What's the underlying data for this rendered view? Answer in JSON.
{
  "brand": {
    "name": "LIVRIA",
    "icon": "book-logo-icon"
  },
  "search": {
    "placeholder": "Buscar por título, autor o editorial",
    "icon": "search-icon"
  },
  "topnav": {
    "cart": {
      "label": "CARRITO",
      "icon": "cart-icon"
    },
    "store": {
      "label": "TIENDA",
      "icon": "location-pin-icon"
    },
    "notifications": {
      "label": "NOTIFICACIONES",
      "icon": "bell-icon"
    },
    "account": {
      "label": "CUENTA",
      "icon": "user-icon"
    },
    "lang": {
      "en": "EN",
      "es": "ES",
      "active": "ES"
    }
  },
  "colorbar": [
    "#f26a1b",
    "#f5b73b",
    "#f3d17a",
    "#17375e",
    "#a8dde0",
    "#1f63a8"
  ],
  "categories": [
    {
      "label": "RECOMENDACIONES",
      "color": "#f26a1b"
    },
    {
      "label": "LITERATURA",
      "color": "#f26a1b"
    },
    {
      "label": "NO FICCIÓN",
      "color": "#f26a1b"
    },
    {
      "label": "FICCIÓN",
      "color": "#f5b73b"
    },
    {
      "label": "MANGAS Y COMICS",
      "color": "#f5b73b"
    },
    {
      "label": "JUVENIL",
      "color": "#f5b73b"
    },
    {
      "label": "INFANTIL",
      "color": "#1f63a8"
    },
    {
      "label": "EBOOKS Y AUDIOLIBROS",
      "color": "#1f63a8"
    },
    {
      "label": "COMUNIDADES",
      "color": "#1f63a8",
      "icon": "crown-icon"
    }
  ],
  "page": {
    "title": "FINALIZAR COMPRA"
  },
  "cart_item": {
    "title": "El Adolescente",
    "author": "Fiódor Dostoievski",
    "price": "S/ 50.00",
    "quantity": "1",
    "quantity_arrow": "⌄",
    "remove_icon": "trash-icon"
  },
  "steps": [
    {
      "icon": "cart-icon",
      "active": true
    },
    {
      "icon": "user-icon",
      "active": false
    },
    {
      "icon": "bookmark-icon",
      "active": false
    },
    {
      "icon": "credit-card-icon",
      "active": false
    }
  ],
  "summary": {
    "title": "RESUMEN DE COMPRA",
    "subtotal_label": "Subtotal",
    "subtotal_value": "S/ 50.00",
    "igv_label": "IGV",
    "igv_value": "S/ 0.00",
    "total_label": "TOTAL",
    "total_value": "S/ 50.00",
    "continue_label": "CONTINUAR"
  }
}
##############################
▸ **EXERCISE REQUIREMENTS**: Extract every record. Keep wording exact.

▸ **EXERCISE ANSWER**:
What's the underlying data for this rendered view? Answer in JSON.
{
  "brand": {
    "name": "LIVRIA",
    "icon": "book-logo-icon"
  },
  "search": {
    "placeholder": "Buscar por título, autor o editorial",
    "icon": "search-icon"
  },
  "topnav": {
    "cart": {
      "label": "CARRITO",
      "icon": "cart-icon"
    },
    "store": {
      "label": "TIENDA",
      "icon": "location-pin-icon"
    },
    "notifications": {
      "label": "NOTIFICACIONES",
      "icon": "bell-icon"
    },
    "account": {
      "label": "CUENTA",
      "icon": "user-icon"
    },
    "lang": {
      "en": "EN",
      "es": "ES",
      "active": "ES"
    }
  },
  "colorbar": [
    "#f26a1b",
    "#f5b73b",
    "#f3d17a",
    "#17375e",
    "#a8dde0",
    "#1f63a8"
  ],
  "categories": [
    {
      "label": "RECOMENDACIONES",
      "color": "#f26a1b"
    },
    {
      "label": "LITERATURA",
      "color": "#f26a1b"
    },
    {
      "label": "NO FICCIÓN",
      "color": "#f26a1b"
    },
    {
      "label": "FICCIÓN",
      "color": "#f5b73b"
    },
    {
      "label": "MANGAS Y COMICS",
      "color": "#f5b73b"
    },
    {
      "label": "JUVENIL",
      "color": "#f5b73b"
    },
    {
      "label": "INFANTIL",
      "color": "#1f63a8"
    },
    {
      "label": "EBOOKS Y AUDIOLIBROS",
      "color": "#1f63a8"
    },
    {
      "label": "COMUNIDADES",
      "color": "#1f63a8",
      "icon": "crown-icon"
    }
  ],
  "page": {
    "title": "FINALIZAR COMPRA"
  },
  "cart_item": {
    "title": "El Adolescente",
    "author": "Fiódor Dostoievski",
    "price": "S/ 50.00",
    "quantity": "1",
    "quantity_arrow": "⌄",
    "remove_icon": "trash-icon"
  },
  "steps": [
    {
      "icon": "cart-icon",
      "active": true
    },
    {
      "icon": "user-icon",
      "active": false
    },
    {
      "icon": "bookmark-icon",
      "active": false
    },
    {
      "icon": "credit-card-icon",
      "active": false
    }
  ],
  "summary": {
    "title": "RESUMEN DE COMPRA",
    "subtotal_label": "Subtotal",
    "subtotal_value": "S/ 50.00",
    "igv_label": "IGV",
    "igv_value": "S/ 0.00",
    "total_label": "TOTAL",
    "total_value": "S/ 50.00",
    "continue_label": "CONTINUAR"
  }
}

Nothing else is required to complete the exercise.